[Start of section]

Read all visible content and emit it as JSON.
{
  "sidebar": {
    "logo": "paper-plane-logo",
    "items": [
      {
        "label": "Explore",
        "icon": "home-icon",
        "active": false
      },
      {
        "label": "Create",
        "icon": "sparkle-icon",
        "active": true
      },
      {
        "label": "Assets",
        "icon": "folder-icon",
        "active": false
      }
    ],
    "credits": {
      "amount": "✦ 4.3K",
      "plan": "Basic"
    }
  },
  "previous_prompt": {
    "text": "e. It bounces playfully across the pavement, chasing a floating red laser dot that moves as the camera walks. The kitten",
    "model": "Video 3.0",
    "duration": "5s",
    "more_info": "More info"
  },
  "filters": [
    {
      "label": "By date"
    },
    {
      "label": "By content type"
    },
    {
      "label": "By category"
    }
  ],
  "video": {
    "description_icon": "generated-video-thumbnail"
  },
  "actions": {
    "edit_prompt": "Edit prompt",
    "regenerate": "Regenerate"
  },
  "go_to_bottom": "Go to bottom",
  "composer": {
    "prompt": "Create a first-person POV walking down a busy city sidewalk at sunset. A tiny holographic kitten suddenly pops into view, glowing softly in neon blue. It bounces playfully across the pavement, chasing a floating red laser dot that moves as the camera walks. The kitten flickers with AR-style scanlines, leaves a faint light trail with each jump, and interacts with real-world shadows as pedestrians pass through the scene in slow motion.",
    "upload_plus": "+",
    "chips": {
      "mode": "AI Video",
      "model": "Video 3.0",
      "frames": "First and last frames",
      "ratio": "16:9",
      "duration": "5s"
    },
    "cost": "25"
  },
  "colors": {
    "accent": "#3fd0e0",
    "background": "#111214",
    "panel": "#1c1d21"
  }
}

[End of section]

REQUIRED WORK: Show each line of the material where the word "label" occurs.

SOLUTION FOR THIS EXERCISE:
        "label": "Explore",
        "label": "Create",
        "label": "Assets",
      "label": "By date"
      "label": "By content type"
      "label": "By category"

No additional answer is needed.